I love spring. I love that the tree outside my window is in blossom, and the pot of daffodils by my front door are so vibrant, and the unexpected patch of bluebells that has appeared in my garden. I love sitting outside to eat dinner, walks in the warmth… I’m definitely a spring / summer person!
Maybe my good mood today is also because the latest issue of Happiful magazine hit my doormat this morning. It includes my feature “Learn to love where you live”, which is about how we can connect with our local area, from learning about local history and walking heritage trails to getting involved in community projects or cooking up a meal celebrating our local cuisine.
As well as being in the May print issue of Happiful, the article is also available to read on their website.
In the article, I talk a bit about my experience of discovering more of my Staffordshire home, like taking part in a ceramics class and enjoying the wonderful delicacy that is the oatcake. As we continue to emerge from lockdown, looking at what we have locally is a great way for us to get out again, and I hope the article helps inspire others to explore their hometowns.

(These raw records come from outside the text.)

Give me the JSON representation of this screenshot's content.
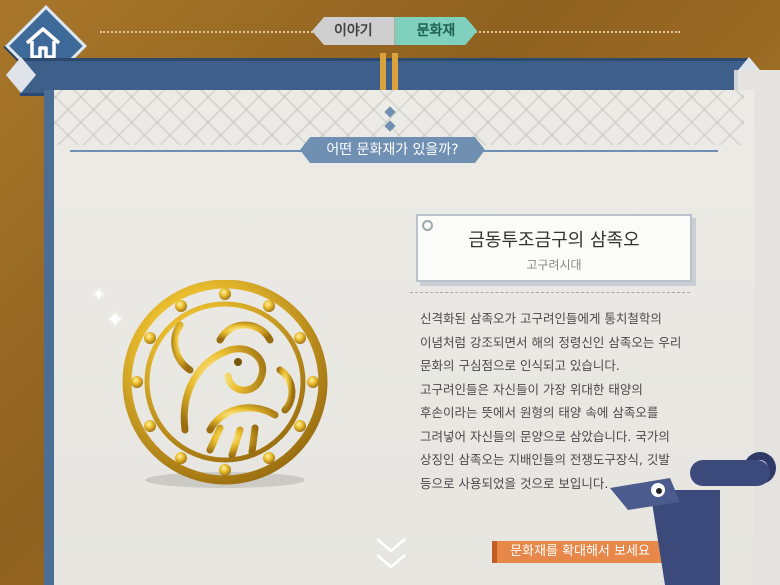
{
  "nav": {
    "home_icon": "home-icon",
    "tabs": [
      {
        "label": "이야기",
        "active": false
      },
      {
        "label": "문화재",
        "active": true
      }
    ]
  },
  "section": {
    "heading": "어떤 문화재가 있을까?"
  },
  "artifact": {
    "title": "금동투조금구의 삼족오",
    "period": "고구려시대",
    "description": "신격화된 삼족오가 고구려인들에게 통치철학의\n이념처럼 강조되면서 해의 정령신인 삼족오는 우리\n문화의 구심점으로 인식되고 있습니다.\n고구려인들은 자신들이 가장 위대한 태양의\n후손이라는 뜻에서 원형의 태양 속에 삼족오를\n그려넣어 자신들의 문양으로 삼았습니다. 국가의\n상징인 삼족오는 지배인들의 전쟁도구장식, 깃발\n등으로 사용되었을 것으로 보입니다."
  },
  "actions": {
    "zoom_label": "문화재를 확대해서 보세요",
    "scroll_icon": "chevron-down-icon"
  },
  "colors": {
    "accent_blue": "#3d5f8a",
    "tab_active": "#7fd0bd",
    "cta_orange": "#e8874a",
    "frame_brown": "#9c6b22"
  }
}
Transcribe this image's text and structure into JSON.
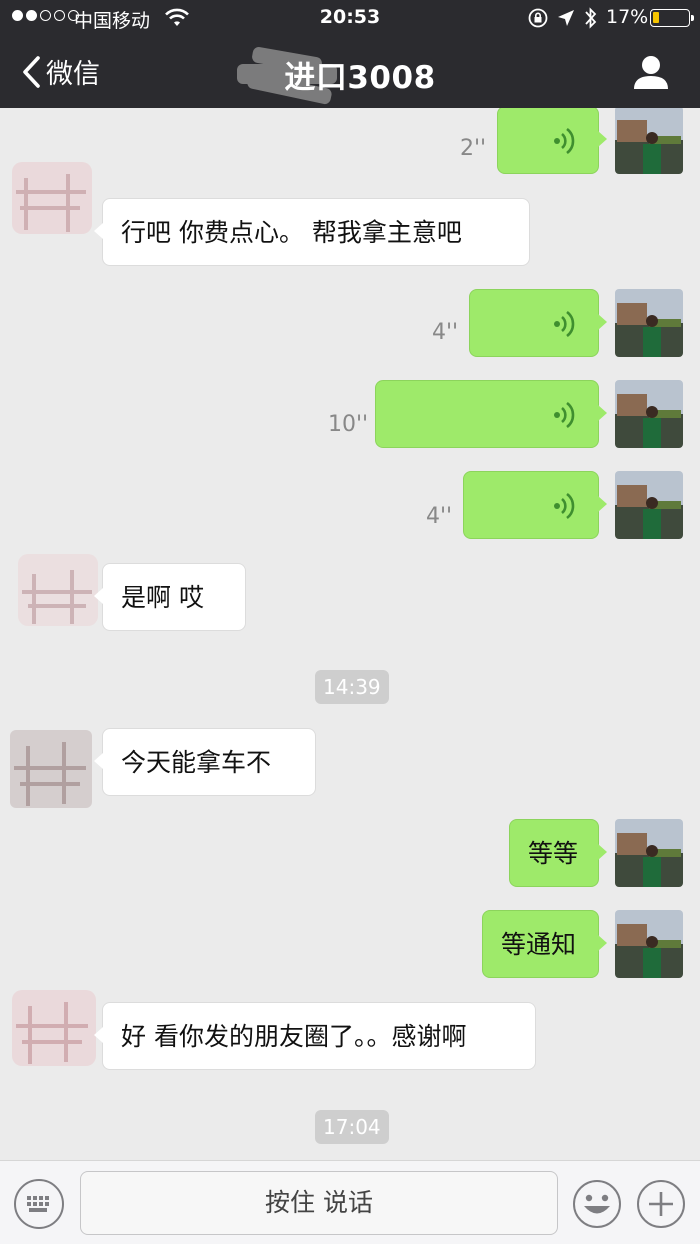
{
  "status_bar": {
    "carrier": "中国移动",
    "time": "20:53",
    "battery_pct": "17%",
    "signal_bars_filled": 2,
    "signal_bars_total": 5,
    "battery_level": 0.17
  },
  "nav": {
    "back_label": "微信",
    "title": "进口3008"
  },
  "messages": [
    {
      "sender": "me",
      "type": "voice",
      "duration": "2''"
    },
    {
      "sender": "them",
      "type": "text",
      "text": "行吧  你费点心。 帮我拿主意吧"
    },
    {
      "sender": "me",
      "type": "voice",
      "duration": "4''"
    },
    {
      "sender": "me",
      "type": "voice",
      "duration": "10''"
    },
    {
      "sender": "me",
      "type": "voice",
      "duration": "4''"
    },
    {
      "sender": "them",
      "type": "text",
      "text": "是啊 哎"
    },
    {
      "type": "timestamp",
      "text": "14:39"
    },
    {
      "sender": "them",
      "type": "text",
      "text": "今天能拿车不"
    },
    {
      "sender": "me",
      "type": "text",
      "text": "等等"
    },
    {
      "sender": "me",
      "type": "text",
      "text": "等通知"
    },
    {
      "sender": "them",
      "type": "text",
      "text": "好  看你发的朋友圈了。。感谢啊"
    },
    {
      "type": "timestamp",
      "text": "17:04"
    }
  ],
  "input_bar": {
    "hold_to_talk_label": "按住 说话"
  },
  "icons": {
    "back": "chevron-left-icon",
    "profile": "person-icon",
    "voice": "voice-wave-icon",
    "keyboard": "keyboard-icon",
    "emoji": "smile-icon",
    "plus": "plus-icon"
  },
  "colors": {
    "nav_bg": "#2b2b2f",
    "chat_bg": "#ebebeb",
    "my_bubble": "#9eea6a",
    "their_bubble": "#ffffff",
    "voice_icon": "#3f8f2f"
  }
}
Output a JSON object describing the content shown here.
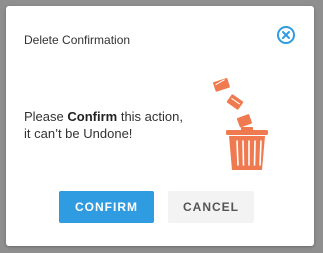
{
  "dialog": {
    "title": "Delete Confirmation",
    "message_prefix": "Please ",
    "message_bold": "Confirm",
    "message_line1_suffix": " this action,",
    "message_line2": "it can’t be Undone!",
    "close_icon": "close-circle-icon",
    "illustration_icon": "trash-can-with-falling-papers-icon",
    "confirm_label": "CONFIRM",
    "cancel_label": "CANCEL"
  },
  "colors": {
    "overlay": "#8f8f8f",
    "accent": "#2f9be0",
    "trash": "#f07a50",
    "cancel_bg": "#f3f3f3",
    "text": "#333333"
  }
}
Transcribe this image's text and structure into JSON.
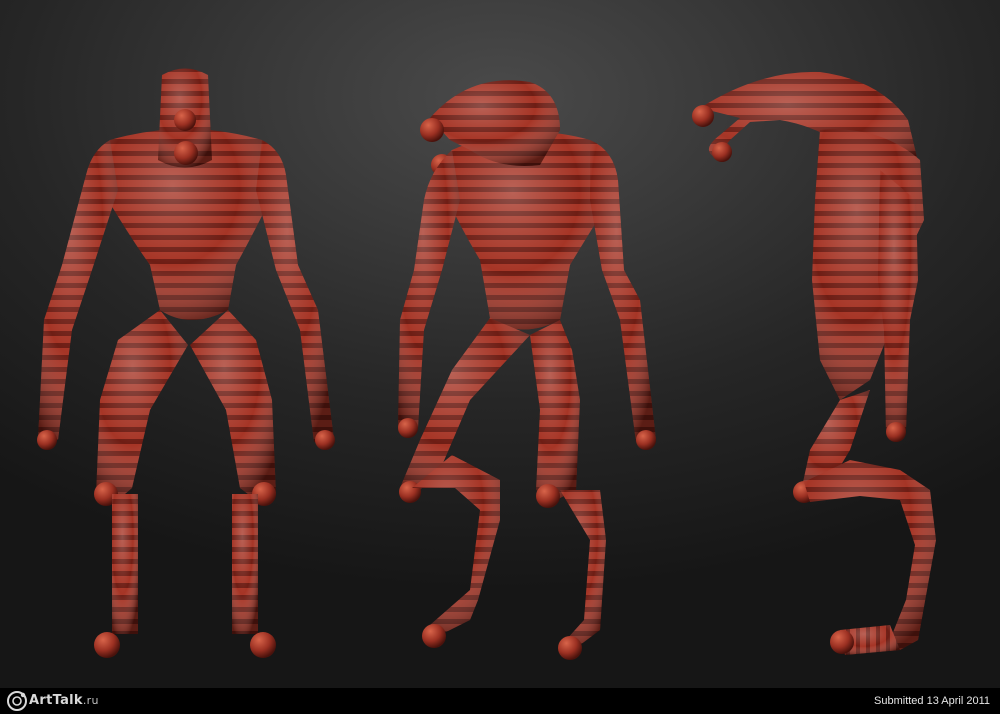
{
  "image": {
    "subject": "three-creature-sculpt-views",
    "colors": {
      "background_center": "#4a4a4a",
      "background_edge": "#161616",
      "creature_base": "#9b3022",
      "creature_band": "#6e1d14",
      "creature_highlight": "#c95a43",
      "footer": "#000000",
      "footer_text": "#e6e6e6"
    }
  },
  "footer": {
    "logo_text": "ArtTalk",
    "logo_domain": ".ru",
    "submitted_label": "Submitted 13 April 2011"
  }
}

It’s been a strange couple of weeks for me. Some days I’ve been really productive, others I’ve wondered what I’ve even achieved. But I guess that’s part of the reality of our lives right now. With being home all the time apart from when I venture out for a daily walk, it kind of makes sense that my energy levels are a bit all over the place.
I’m excited to share I have an article in the current issue of the fantastic Writing Magazine. My article is called “Dealing with Difficulty” and is all about how as writers we can draw on our difficult life experiences in our work in a way that’s relevant, sensitive, and powerful. My own experiences are a huge influence on my writing, so this was a topic I’m really passionate about. I talk about things like how to keep your reader in mind, how to include details to make your writing evocative, and how to set your own boundaries and take care of yourself when writing about challenging times.
Disability in particular is a topic that I write about a lot, and where I draw on my own experiences. Our life experiences can be a great source of inspiration for our work, and be used in a way that helps our readers or offers a new perspective. I hope this article helps other writers in deciding if and how they can draw on difficult experiences in their writing.
I also have a feature in the current issue of Oh magazine, which explores witchcraft and how we can all weave it into our daily lives, like celebrating the changing seasons or mindfully meditating. I loved writing this feature, and interviewing the wonderful author Alice Tarbuck for it, who was a joy to chat to. Oh mag is one of my favourite magazines and I’m really pleased to have had another feature published by them.
The past couple of weeks I’ve also been focusing on my PhD. Although I do other writing, day to day my PhD has to be my main focus. Recently I’ve been doing some reading on models of disability and thinking how my creative work can explore this. Yesterday I had an interview with two assessors as part of my mid year review – 45 minutes of answering questions about my research. It was intense but I think I dealt with it well, and it gave me ideas about what I need to do moving forward with my PhD.
Over the coming weeks I’m looking forward to hopefully getting outside more as the weather improves. I also can’t wait until we can start having friends over to sit outdoors and enjoy a barbecue or drinks together. Recently I’ve definitely been feeling the need for a change of scene and to see other people. Hopefully as spring unfurls and lockdown lifts there will be plenty of chances to go out more and see others. And always, there is writing to do.
As I eat mince pies and try not to spend too much time reading the news, I’ve been reflecting on what my writing hopes are looking ahead.
It feels hard to think ahead when so much in the world seems uncertain. But over the festive period, I’m hoping to plan more pitches ready to send out in the new year to a range of publications. I also have some PhD writing to work on, preparing for the mid year review that comes at the start of February to evaluate my progress so far. And a few weeks ago I finished the first draft of a new novel. Soon I intend to sit down and read through the manuscript and make a start on the next draft so I can get it to a stage I feel ready to share it with my agent. I’m a big believer in messy first drafts, so I’m expecting it may need quite a bit of work – but I actually really enjoy editing! For me, getting the words down in the first place is often the hardest part, so I’m looking forward to getting stuck in on the second draft, as that’s when it feels like it starts to really come together.
It’s nice to be ending this strange year with two more articles published. The Dec / Jan issue of PosAbility magazine features my article “Getting Creative”, where I explore how disabled people can get involved in the arts. I reflect on my experience of being supported by DaDaFest’s Artist Development Programme last year (something I’ve written about on this blog before), and how this helped me as a writer. I also talk about what support there is for disabled artists and highlight some of the great disability arts organisations we’re lucky to have.
And my feature “Connect with Nature Close to Home” is in the January issue of Happiful magazine. It’s all about ways we can celebrate nature and the changing seasons without having to go far beyond our front doors, from learning about local wildlife to snuggling down with some great nature writing.
This Christmas may look very different to what we’d hope for, especially after such a difficult year for us all. I hope that whatever you’re doing this festive season, you manage to have a restful, enjoyable time.